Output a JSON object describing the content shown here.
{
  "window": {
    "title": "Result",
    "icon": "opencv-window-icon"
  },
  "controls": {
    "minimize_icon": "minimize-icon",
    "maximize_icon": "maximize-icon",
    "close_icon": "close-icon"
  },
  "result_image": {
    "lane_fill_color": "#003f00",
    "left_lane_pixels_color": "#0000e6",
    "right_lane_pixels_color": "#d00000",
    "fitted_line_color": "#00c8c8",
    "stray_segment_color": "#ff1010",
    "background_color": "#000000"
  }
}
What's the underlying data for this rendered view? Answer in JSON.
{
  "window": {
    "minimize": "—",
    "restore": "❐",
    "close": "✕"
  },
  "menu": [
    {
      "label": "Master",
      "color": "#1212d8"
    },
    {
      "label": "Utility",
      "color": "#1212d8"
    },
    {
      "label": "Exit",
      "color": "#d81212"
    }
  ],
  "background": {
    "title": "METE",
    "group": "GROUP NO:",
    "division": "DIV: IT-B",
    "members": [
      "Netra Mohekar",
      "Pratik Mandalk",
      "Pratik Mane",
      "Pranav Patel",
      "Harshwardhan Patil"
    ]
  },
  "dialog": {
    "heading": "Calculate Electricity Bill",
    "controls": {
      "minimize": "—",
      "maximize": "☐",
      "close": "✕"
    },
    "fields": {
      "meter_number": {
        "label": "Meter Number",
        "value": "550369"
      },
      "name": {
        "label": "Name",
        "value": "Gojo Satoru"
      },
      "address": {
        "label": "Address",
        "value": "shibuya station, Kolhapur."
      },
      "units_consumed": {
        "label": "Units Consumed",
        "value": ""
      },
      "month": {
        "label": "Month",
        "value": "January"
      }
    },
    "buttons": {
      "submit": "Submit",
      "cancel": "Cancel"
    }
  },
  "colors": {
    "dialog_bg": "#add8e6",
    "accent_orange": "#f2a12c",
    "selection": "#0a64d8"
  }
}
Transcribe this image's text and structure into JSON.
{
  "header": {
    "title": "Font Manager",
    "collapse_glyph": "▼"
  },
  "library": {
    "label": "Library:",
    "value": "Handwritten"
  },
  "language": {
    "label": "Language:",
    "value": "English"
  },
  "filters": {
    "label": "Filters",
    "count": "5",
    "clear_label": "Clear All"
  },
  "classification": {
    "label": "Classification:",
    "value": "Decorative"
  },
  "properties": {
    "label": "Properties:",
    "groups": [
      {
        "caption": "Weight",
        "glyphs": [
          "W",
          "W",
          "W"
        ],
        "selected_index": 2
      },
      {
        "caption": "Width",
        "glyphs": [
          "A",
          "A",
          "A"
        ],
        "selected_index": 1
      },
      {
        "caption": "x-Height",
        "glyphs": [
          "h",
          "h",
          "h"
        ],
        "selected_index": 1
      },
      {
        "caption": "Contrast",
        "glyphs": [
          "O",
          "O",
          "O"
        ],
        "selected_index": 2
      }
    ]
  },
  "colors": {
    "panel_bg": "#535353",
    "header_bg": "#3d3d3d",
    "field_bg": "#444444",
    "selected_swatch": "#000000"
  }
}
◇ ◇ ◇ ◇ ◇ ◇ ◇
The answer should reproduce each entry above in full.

→ **Answer to this task**
Output a JSON object describing the content shown here.
{
  "window": {
    "title": "Result",
    "icon": "opencv-window-icon"
  },
  "controls": {
    "minimize_icon": "minimize-icon",
    "maximize_icon": "maximize-icon",
    "close_icon": "close-icon"
  },
  "result_image": {
    "lane_fill_color": "#003f00",
    "left_lane_pixels_color": "#0000e6",
    "right_lane_pixels_color": "#d00000",
    "fitted_line_color": "#00c8c8",
    "stray_segment_color": "#ff1010",
    "background_color": "#000000"
  }
}
What's the underlying data for this rendered view? Answer in JSON.
{
  "window": {
    "minimize": "—",
    "restore": "❐",
    "close": "✕"
  },
  "menu": [
    {
      "label": "Master",
      "color": "#1212d8"
    },
    {
      "label": "Utility",
      "color": "#1212d8"
    },
    {
      "label": "Exit",
      "color": "#d81212"
    }
  ],
  "background": {
    "title": "METE",
    "group": "GROUP NO:",
    "division": "DIV: IT-B",
    "members": [
      "Netra Mohekar",
      "Pratik Mandalk",
      "Pratik Mane",
      "Pranav Patel",
      "Harshwardhan Patil"
    ]
  },
  "dialog": {
    "heading": "Calculate Electricity Bill",
    "controls": {
      "minimize": "—",
      "maximize": "☐",
      "close": "✕"
    },
    "fields": {
      "meter_number": {
        "label": "Meter Number",
        "value": "550369"
      },
      "name": {
        "label": "Name",
        "value": "Gojo Satoru"
      },
      "address": {
        "label": "Address",
        "value": "shibuya station, Kolhapur."
      },
      "units_consumed": {
        "label": "Units Consumed",
        "value": ""
      },
      "month": {
        "label": "Month",
        "value": "January"
      }
    },
    "buttons": {
      "submit": "Submit",
      "cancel": "Cancel"
    }
  },
  "colors": {
    "dialog_bg": "#add8e6",
    "accent_orange": "#f2a12c",
    "selection": "#0a64d8"
  }
}
Transcribe this image's text and structure into JSON.
{
  "header": {
    "title": "Font Manager",
    "collapse_glyph": "▼"
  },
  "library": {
    "label": "Library:",
    "value": "Handwritten"
  },
  "language": {
    "label": "Language:",
    "value": "English"
  },
  "filters": {
    "label": "Filters",
    "count": "5",
    "clear_label": "Clear All"
  },
  "classification": {
    "label": "Classification:",
    "value": "Decorative"
  },
  "properties": {
    "label": "Properties:",
    "groups": [
      {
        "caption": "Weight",
        "glyphs": [
          "W",
          "W",
          "W"
        ],
        "selected_index": 2
      },
      {
        "caption": "Width",
        "glyphs": [
          "A",
          "A",
          "A"
        ],
        "selected_index": 1
      },
      {
        "caption": "x-Height",
        "glyphs": [
          "h",
          "h",
          "h"
        ],
        "selected_index": 1
      },
      {
        "caption": "Contrast",
        "glyphs": [
          "O",
          "O",
          "O"
        ],
        "selected_index": 2
      }
    ]
  },
  "colors": {
    "panel_bg": "#535353",
    "header_bg": "#3d3d3d",
    "field_bg": "#444444",
    "selected_swatch": "#000000"
  }
}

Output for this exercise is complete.